The open-access monograph conundrum can be solved

“I have been thinking about models for OA monographs for over a decade, trying to find an affordable way for small-medium -sized presses – and particularly university presses – to transition to fee-free OA. My experience of implementing a business model with these characteristics at the Open Library of Humanities has taught me many valuable lessons about the degree of labour involved and the limits of scalability.

I believe that this year we have developed such a model, through our work at COPIM, that could work for many mid-size university presses. It is a model that preserves print and that is low risk. A model that is affordable for libraries but avoids charging authors. Most importantly, it is a model that scales dynamically: as membership grows, books are made OA the second that a press hits the revenue threshold, meaning that it is not an “all or nothing” approach. The model is called Opening the Future.

The model works by offering a subscription package to elements of a press’s backlist. That is, the press offers options of collections of 50 or so titles to libraries, to which institutions subscribe. These titles are not open access but are offered as a subscription for the duration of the term.
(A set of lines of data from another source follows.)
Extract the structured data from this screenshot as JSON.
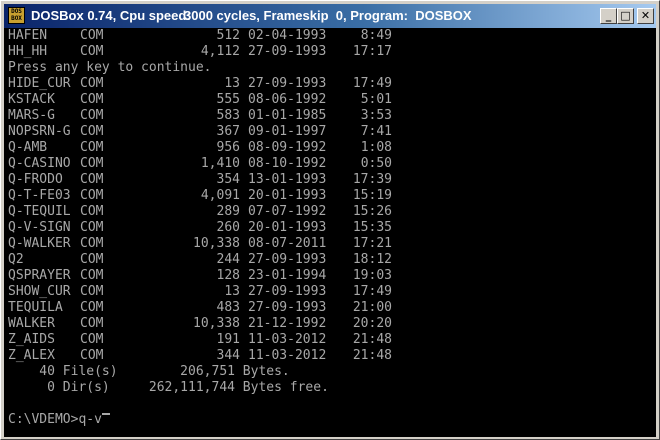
{
  "window": {
    "title": "DOSBox 0.74, Cpu speed:",
    "speed": "3000 cycles, Frameskip  0, Program:  DOSBOX",
    "icon_text": "DOS BOX",
    "buttons": {
      "minimize": "_",
      "maximize": "□",
      "close": "✕"
    }
  },
  "console": {
    "files": [
      {
        "name": "HAFEN",
        "ext": "COM",
        "size": "512",
        "date": "02-04-1993",
        "time": "8:49"
      },
      {
        "name": "HH_HH",
        "ext": "COM",
        "size": "4,112",
        "date": "27-09-1993",
        "time": "17:17"
      },
      {
        "name": "",
        "ext": "",
        "size": "",
        "date": "",
        "time": "",
        "text": "Press any key to continue."
      },
      {
        "name": "HIDE_CUR",
        "ext": "COM",
        "size": "13",
        "date": "27-09-1993",
        "time": "17:49"
      },
      {
        "name": "KSTACK",
        "ext": "COM",
        "size": "555",
        "date": "08-06-1992",
        "time": "5:01"
      },
      {
        "name": "MARS-G",
        "ext": "COM",
        "size": "583",
        "date": "01-01-1985",
        "time": "3:53"
      },
      {
        "name": "NOPSRN-G",
        "ext": "COM",
        "size": "367",
        "date": "09-01-1997",
        "time": "7:41"
      },
      {
        "name": "Q-AMB",
        "ext": "COM",
        "size": "956",
        "date": "08-09-1992",
        "time": "1:08"
      },
      {
        "name": "Q-CASINO",
        "ext": "COM",
        "size": "1,410",
        "date": "08-10-1992",
        "time": "0:50"
      },
      {
        "name": "Q-FRODO",
        "ext": "COM",
        "size": "354",
        "date": "13-01-1993",
        "time": "17:39"
      },
      {
        "name": "Q-T-FE03",
        "ext": "COM",
        "size": "4,091",
        "date": "20-01-1993",
        "time": "15:19"
      },
      {
        "name": "Q-TEQUIL",
        "ext": "COM",
        "size": "289",
        "date": "07-07-1992",
        "time": "15:26"
      },
      {
        "name": "Q-V-SIGN",
        "ext": "COM",
        "size": "260",
        "date": "20-01-1993",
        "time": "15:35"
      },
      {
        "name": "Q-WALKER",
        "ext": "COM",
        "size": "10,338",
        "date": "08-07-2011",
        "time": "17:21"
      },
      {
        "name": "Q2",
        "ext": "COM",
        "size": "244",
        "date": "27-09-1993",
        "time": "18:12"
      },
      {
        "name": "QSPRAYER",
        "ext": "COM",
        "size": "128",
        "date": "23-01-1994",
        "time": "19:03"
      },
      {
        "name": "SHOW_CUR",
        "ext": "COM",
        "size": "13",
        "date": "27-09-1993",
        "time": "17:49"
      },
      {
        "name": "TEQUILA",
        "ext": "COM",
        "size": "483",
        "date": "27-09-1993",
        "time": "21:00"
      },
      {
        "name": "WALKER",
        "ext": "COM",
        "size": "10,338",
        "date": "21-12-1992",
        "time": "20:20"
      },
      {
        "name": "Z_AIDS",
        "ext": "COM",
        "size": "191",
        "date": "11-03-2012",
        "time": "21:48"
      },
      {
        "name": "Z_ALEX",
        "ext": "COM",
        "size": "344",
        "date": "11-03-2012",
        "time": "21:48"
      }
    ],
    "summary": [
      "    40 File(s)        206,751 Bytes.",
      "     0 Dir(s)     262,111,744 Bytes free."
    ],
    "prompt": "C:\\VDEMO>q-v"
  }
}
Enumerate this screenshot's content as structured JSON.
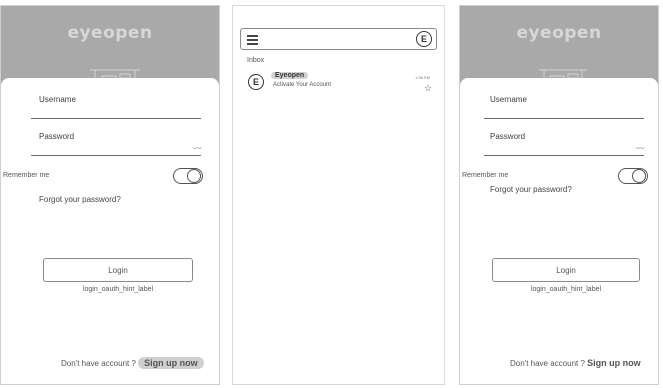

However, in Opening the Future, revenue from the subscriptions is used to fund frontlist titles to go open access. This model, then, appeals both those who wish to pay for subscription-access content (more traditional university acquisition models) and those who support OA initiatives. It brings many institutions together under one roof for an affordable route to open-access books. Of course, the model does not obviate the need for subsidy; the Central European University Press, who are the first press to implement the plan, receives support from its host institution (as should all university presses)….”